A Bellmead man pleaded guilty Friday morning and was sentenced to 52 years in prison for the August 2016 murder and beheading of his wife, who he killed in front of their young children before putting her head in a freezer.
Davie Dauzat, now 24, pleaded guilty to murder before retired Judge George Allen in Waco’s 54th State District Court. In August, Judge Matt Johnson rejected a proposed plea agreement that would have given Dauzat a 50-year sentence for killing his wife, Natasha Dauzat, 21, on Aug. 25, 2016.
The guilty plea was agreed upon by prosecutors and Dauzat’s defense team prior to Dauzat’s sentencing. Prosecutor Michael Jarrett told Allen on Friday that while Dauzat deserves to spend every day of the rest of his life in prison, the plea agreement was reached for the health of the children who witnessed their mother’s gruesome death.
Bellmead police were called to the couple’s home in the 4300 block of Concord Road after Dauzat’s brother called police a second time that morning to say he had continually received odd phone calls from Dauzat. Police were at the couple’s home earlier in the morning for a welfare check, but said there was no cause for concern initially.
When Dauzat’s brother called a second time, he said Dauzat told him he had killed his wife.
Dauzat told investigators he killed his wife with a knife while their 1-year-old son and 3-year-old daughter were home. Dauzat also told police he had used drugs before killing Natasha Dauzat, but it was not clear what drugs he took and when, other than smoking marijuana with his wife earlier that day, according to affidavits filed in the case.
“It is certainly a tragedy for everybody involved in the situation and I think it highlights the dangers that drugs play in our society,” Dauzat’s defense attorney, Joseph Marcee, of Georgetown, said after the sentencing. “I certainly think that factored into everything and I think it is a tragedy.
“My client took responsibility for his actions today and that is something he wanted to do.”
The autopsy report confirmed that Natasha Dauzat had died from at least 43 knife wounds and other “sharp-force injuries, including decapitation.”
During court proceedings, Marcee said he had no question about his client’s mental sanity at the time of the murder or his competency to stand trial.
Dauzat must spend at least 26 years in prison before he can seek parole.
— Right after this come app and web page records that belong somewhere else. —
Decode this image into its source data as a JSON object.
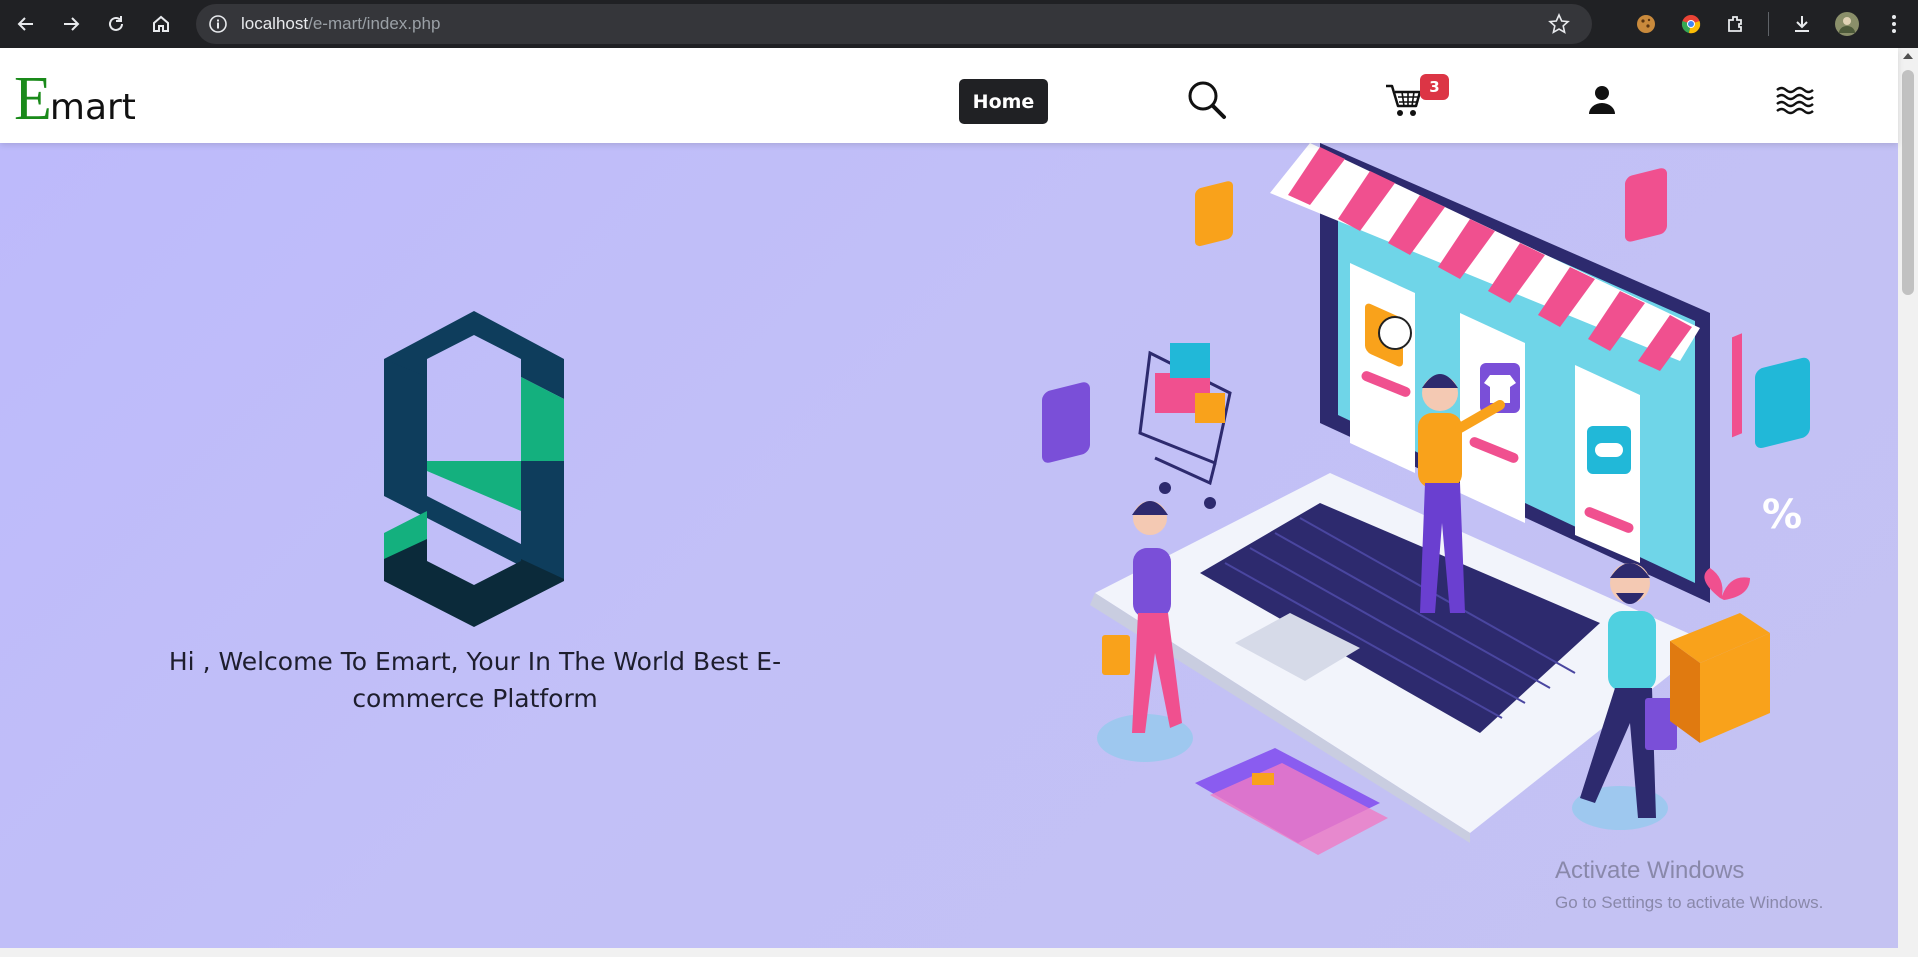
{
  "browser": {
    "url_host": "localhost",
    "url_path": "/e-mart/index.php",
    "icons": [
      "back-icon",
      "forward-icon",
      "reload-icon",
      "home-icon",
      "site-info-icon",
      "bookmark-star-icon",
      "cookie-extension-icon",
      "chrome-extension-icon",
      "extensions-puzzle-icon",
      "download-icon",
      "profile-avatar",
      "menu-kebab-icon"
    ]
  },
  "header": {
    "logo_initial": "E",
    "logo_rest": "mart",
    "nav_home": "Home",
    "cart_count": "3",
    "icons": [
      "search-icon",
      "cart-icon",
      "user-icon",
      "menu-waves-icon"
    ]
  },
  "hero": {
    "welcome_text": "Hi , Welcome To Emart, Your In The World Best E-commerce Platform",
    "colors": {
      "background": "#bdbafb",
      "mark_dark": "#0e3d5c",
      "mark_green": "#14b07e",
      "mark_navy": "#0b2a3a"
    }
  },
  "watermark": {
    "title": "Activate Windows",
    "subtitle": "Go to Settings to activate Windows."
  }
}
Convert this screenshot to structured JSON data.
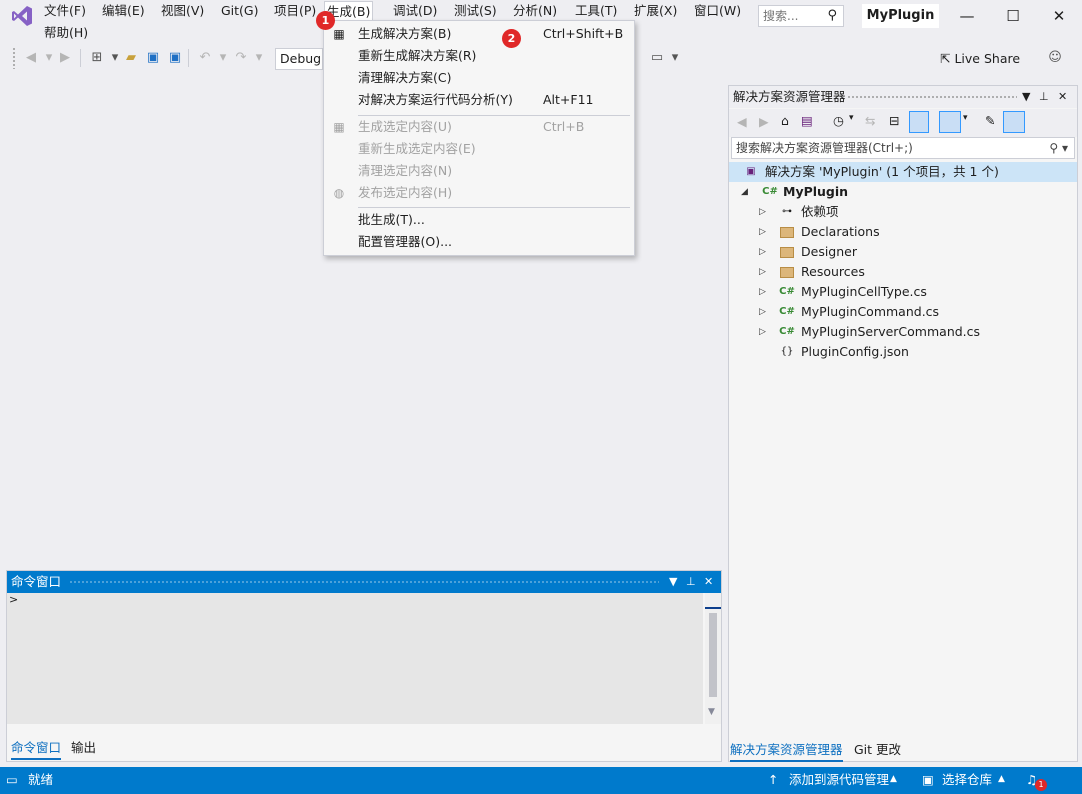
{
  "menu": {
    "items": [
      "文件(F)",
      "编辑(E)",
      "视图(V)",
      "Git(G)",
      "项目(P)",
      "生成(B)",
      "调试(D)",
      "测试(S)",
      "分析(N)",
      "工具(T)",
      "扩展(X)",
      "窗口(W)",
      "帮助(H)"
    ],
    "search_placeholder": "搜索...",
    "project_name": "MyPlugin"
  },
  "toolbar": {
    "config": "Debug",
    "live_share": "Live Share"
  },
  "build_menu": {
    "items": [
      {
        "label": "生成解决方案(B)",
        "shortcut": "Ctrl+Shift+B",
        "enabled": true
      },
      {
        "label": "重新生成解决方案(R)",
        "shortcut": "",
        "enabled": true
      },
      {
        "label": "清理解决方案(C)",
        "shortcut": "",
        "enabled": true
      },
      {
        "label": "对解决方案运行代码分析(Y)",
        "shortcut": "Alt+F11",
        "enabled": true
      },
      {
        "label": "生成选定内容(U)",
        "shortcut": "Ctrl+B",
        "enabled": false
      },
      {
        "label": "重新生成选定内容(E)",
        "shortcut": "",
        "enabled": false
      },
      {
        "label": "清理选定内容(N)",
        "shortcut": "",
        "enabled": false
      },
      {
        "label": "发布选定内容(H)",
        "shortcut": "",
        "enabled": false
      },
      {
        "label": "批生成(T)...",
        "shortcut": "",
        "enabled": true
      },
      {
        "label": "配置管理器(O)...",
        "shortcut": "",
        "enabled": true
      }
    ]
  },
  "annotations": {
    "step1": "1",
    "step2": "2"
  },
  "solution_explorer": {
    "title": "解决方案资源管理器",
    "search_placeholder": "搜索解决方案资源管理器(Ctrl+;)",
    "solution_label": "解决方案 'MyPlugin' (1 个项目，共 1 个)",
    "project": "MyPlugin",
    "items": [
      "依赖项",
      "Declarations",
      "Designer",
      "Resources",
      "MyPluginCellType.cs",
      "MyPluginCommand.cs",
      "MyPluginServerCommand.cs",
      "PluginConfig.json"
    ],
    "tabs": [
      "解决方案资源管理器",
      "Git 更改"
    ]
  },
  "command_window": {
    "title": "命令窗口",
    "prompt": ">",
    "tabs": [
      "命令窗口",
      "输出"
    ]
  },
  "statusbar": {
    "ready": "就绪",
    "add_source": "添加到源代码管理",
    "select_repo": "选择仓库",
    "notification_count": "1"
  },
  "colors": {
    "accent": "#007acc",
    "badge": "#e02828",
    "vs_purple": "#68217a"
  }
}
In a victim-impact statement from the victim’s mother, Patricia Tagliarino, which Jarrett read, she said Dauzat deserved to die a slow, painful death like her daughter did.
She said she prays every day for him to die.
Tribune-Herald staff writer Tommy Witherspoon contributed to this report.